The Libraries can partner with faculty and students to support the creation, sharing, and preservation of oral history interviews. These guidelines are for individuals or groups interested in having their oral history collections hosted and/or preserved by the Libraries. The Libraries' Best Practices and Guidelines for Conducting Oral Histories cover best practices for conducting oral histories, including the planning stage, interview stage, and post-interview stage. The guide also provides links to helpful resources on oral histories. We encourage you to speak with us at the beginning of your project so that we can ensure that the project aligns with our collection and digital preservation policies and answer any questions about the process.
Please email libsys@binghamton.edu for questions about oral histories.

The Libraries require the following to accept the transfer of oral histories:

Consent forms

Consent forms document the interviewee's willingness to participate in the project.  Consent forms also permit the Libraries to publish the interviews online, transcribe them, and create copies for preservation. A consent form includes the interviewee's name, signature, date, and a clear statement of permission to archive the interview and make it available to the public in perpetuity. The Libraries' consent form may be used, or its language borrowed to create your project's own consent form. The Libraries require copies of consent forms (print or digital) to archive interviews and make them accessible.

Copies of the audio files

We recommend using an application that records or can output audio to either WAV files or high-quality MP3 (256 kbps or higher). The Libraries require raw, unprocessed copies of the recordings, preferably as .wav files. The names of the .wav files should follow this format: [interviewee last name][interviewee first name]_[date of interview as YYYYMMDD]. For example, smithjane_20160413.wav

Please follow the advice in the Best Practices and Guidelines for Conducting Oral Histories to announce interview data at the beginning of each recording in case the file names become corrupted. Edited short clips created from the interviews can also be preserved by the Libraries.

Project Description 

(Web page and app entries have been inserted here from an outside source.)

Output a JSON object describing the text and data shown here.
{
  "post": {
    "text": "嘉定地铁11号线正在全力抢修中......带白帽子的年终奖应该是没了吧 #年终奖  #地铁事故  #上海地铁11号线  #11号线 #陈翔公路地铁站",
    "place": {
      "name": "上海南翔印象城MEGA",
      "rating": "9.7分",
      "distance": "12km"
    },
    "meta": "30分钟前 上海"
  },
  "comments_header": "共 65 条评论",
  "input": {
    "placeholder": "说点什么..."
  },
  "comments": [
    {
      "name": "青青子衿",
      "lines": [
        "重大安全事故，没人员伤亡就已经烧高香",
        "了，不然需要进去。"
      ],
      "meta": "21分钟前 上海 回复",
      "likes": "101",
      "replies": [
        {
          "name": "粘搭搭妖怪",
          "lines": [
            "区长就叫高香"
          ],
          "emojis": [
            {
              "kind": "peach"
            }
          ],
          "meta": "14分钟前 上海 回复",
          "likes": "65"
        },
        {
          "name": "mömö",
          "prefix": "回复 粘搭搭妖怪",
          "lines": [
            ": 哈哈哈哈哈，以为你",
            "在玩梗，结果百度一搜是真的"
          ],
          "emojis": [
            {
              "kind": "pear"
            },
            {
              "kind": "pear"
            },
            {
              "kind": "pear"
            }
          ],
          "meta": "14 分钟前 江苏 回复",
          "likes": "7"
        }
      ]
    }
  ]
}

The Libraries require a narrative description of the project, including:

  • Name of departments /schools
  • Name(s) of project managers
  • Description of project: purpose, scope
  • Names of participants, and basic biographical information if available

Metadata 

Provide basic metadata (descriptive information) about each oral history. The metadata may be created and organized in a metadata template. This is an example of the type of metadata generally required for oral history projects. We encourage you to work with the Libraries to adapt this template for your specific project. The Libraries are also able to instruct on metadata best practices.

Transcription

A transcription of the audio recording. is necessary for accessibility. Transcriptions are also important because they enable researchers to more easily consult, reference, and browse the text. The Libraries have used Otter.ai and Rev to generate transcripts. Other transcriptions services may be available as well.